Training Tip: Horse Refuses to Trot or Lope

Question: My horse is amazing on the ground and while riding until it comes to trotting or loping. She’ll crow hop and jump around with her ears laid back. She doesn’t try to bite, and she’s never been aggressive towards me. I’ve tried strengthening groundwork and that helped, but she’s started back up and it’s more than last time. Any tips? – sierrawilerson

Clinton’s Answer: Anytime I run into trouble with a horse under saddle, I always go back to the ground to try to solve the problem there. If a horse doesn’t understand a lesson on the ground, he’s not going to do it well under saddle.

Even though you think that you’ve got your mare responding well on the ground, I suspect that going back to groundwork and making sure you can move her feet will solve your issue. Most people’s idea of what is responsive on the ground and my idea of it are not even close. I especially think this is true because you mention that when you did go back to focus on groundwork, it helped. I would start the Fundamentals groundwork with this mare, right from the beginning with the Roundpenning Exercises.

When you’re working in the roundpen with her, you’ll point up in the air with your hand to signal her to move forward, then cluck and, if need be, spank—first spank the ground, and, if necessary, spank her—until she lopes around the roundpen. You want her so hooked on you that as soon as you ask her to move by pointing with your hand, she immediately responds.

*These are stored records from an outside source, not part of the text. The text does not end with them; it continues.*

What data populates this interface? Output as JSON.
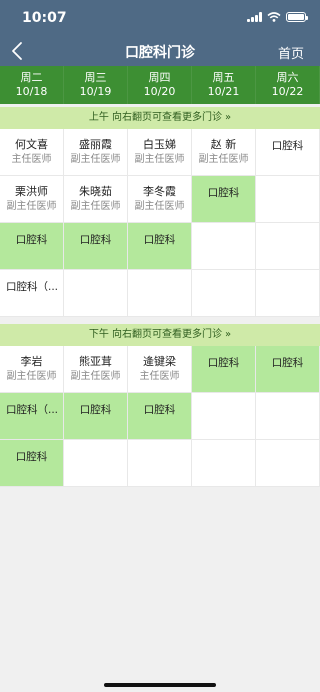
{
  "status_bar": {
    "time": "10:07"
  },
  "nav": {
    "back_icon": "chevron-left-icon",
    "title": "口腔科门诊",
    "home": "首页"
  },
  "week": [
    {
      "day": "周二",
      "date": "10/18"
    },
    {
      "day": "周三",
      "date": "10/19"
    },
    {
      "day": "周四",
      "date": "10/20"
    },
    {
      "day": "周五",
      "date": "10/21"
    },
    {
      "day": "周六",
      "date": "10/22"
    }
  ],
  "morning": {
    "header": "上午 向右翻页可查看更多门诊",
    "arrows": "»",
    "rows": [
      [
        {
          "name": "何文喜",
          "title": "主任医师"
        },
        {
          "name": "盛丽霞",
          "title": "副主任医师"
        },
        {
          "name": "白玉娣",
          "title": "副主任医师"
        },
        {
          "name": "赵 新",
          "title": "副主任医师"
        },
        {
          "dept": "口腔科"
        }
      ],
      [
        {
          "name": "栗洪师",
          "title": "副主任医师"
        },
        {
          "name": "朱晓茹",
          "title": "副主任医师"
        },
        {
          "name": "李冬霞",
          "title": "副主任医师"
        },
        {
          "dept": "口腔科"
        },
        {
          "empty": true
        }
      ],
      [
        {
          "dept": "口腔科"
        },
        {
          "dept": "口腔科"
        },
        {
          "dept": "口腔科"
        },
        {
          "empty": true
        },
        {
          "empty": true
        }
      ],
      [
        {
          "dept": "口腔科（..."
        },
        {
          "empty": true
        },
        {
          "empty": true
        },
        {
          "empty": true
        },
        {
          "empty": true
        }
      ]
    ]
  },
  "afternoon": {
    "header": "下午 向右翻页可查看更多门诊",
    "arrows": "»",
    "rows": [
      [
        {
          "name": "李岩",
          "title": "副主任医师"
        },
        {
          "name": "熊亚茸",
          "title": "副主任医师"
        },
        {
          "name": "逄键梁",
          "title": "主任医师"
        },
        {
          "dept": "口腔科"
        },
        {
          "dept": "口腔科"
        }
      ],
      [
        {
          "dept": "口腔科（..."
        },
        {
          "dept": "口腔科"
        },
        {
          "dept": "口腔科"
        },
        {
          "empty": true
        },
        {
          "empty": true
        }
      ],
      [
        {
          "dept": "口腔科"
        },
        {
          "empty": true
        },
        {
          "empty": true
        },
        {
          "empty": true
        },
        {
          "empty": true
        }
      ]
    ]
  },
  "colors": {
    "header_bg": "#4f6a85",
    "week_bg": "#3d8f33",
    "slot_green": "#b4e89c",
    "session_bg": "#cfeaa8"
  }
}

If you get rid of her sticky feet and lack of respect on the ground first, when you get on her she’ll be a lot more willing to go forward. In fact, if you thoroughly do your groundwork, more than likely crow hopping and copping an attitude will no longer even be an issue.

Once you have your mare moving energetically off a point of your hand, then get in the saddle. When I ask a horse to move forward, I use three cues: gently squeezing his sides with the calves of my legs, clucking with my tongue and then spanking. Ideally, the horse should move forward as soon as I squeeze with my legs. If he ignores me, then I cluck two times with my tongue. If he still ignores me, then I spank his hindquarters from side to side with the end of my reins or a dressage whip. I keep spanking until he goes the speed that I want. With repetition, the hose learns to move forward off the lightest amount of pressure, which is me gently squeezing his sides with my legs.

Making sure your mare is moving out on the ground should eliminate your problem with her crow hopping and getting snarly when you ask her to trot and lope. However, if, when you ask her to speed up, she ignores your cues and kicks out, keep spanking with rhythm. You may have to spank her several times before she realizes that every time her hind feet leave the ground, she will feel uncomfortable. As soon as she goes forward, take the pressure away. The release of pressure lets her know she is doing the right thing.

Sometimes riders who are having trouble with their horses moving forward are inadvertently causing the issue themselves by pulling on the horse’s mouth. Be sure you’ve got your mare on a loose rein and aren’t sending her mixed signals. If you’re asking her to move forward but at the same time you’re pulling back on the reins, she won’t know what you’re asking her to do and will show her frustration by crow hopping and pinning her ears back.

Solving this issue from the saddle takes confidence and a good, secure seat. If you feel as if you’re lacking in either area, either make sure you do your groundwork thoroughly and correctly so that your horse will go forward as soon as you squeeze and cluck, or have a more experienced rider ride the horse for a few days to get her feet moving at the lope.

Have a horsemanship question or looking for more training tips? Check out the No Worries Club.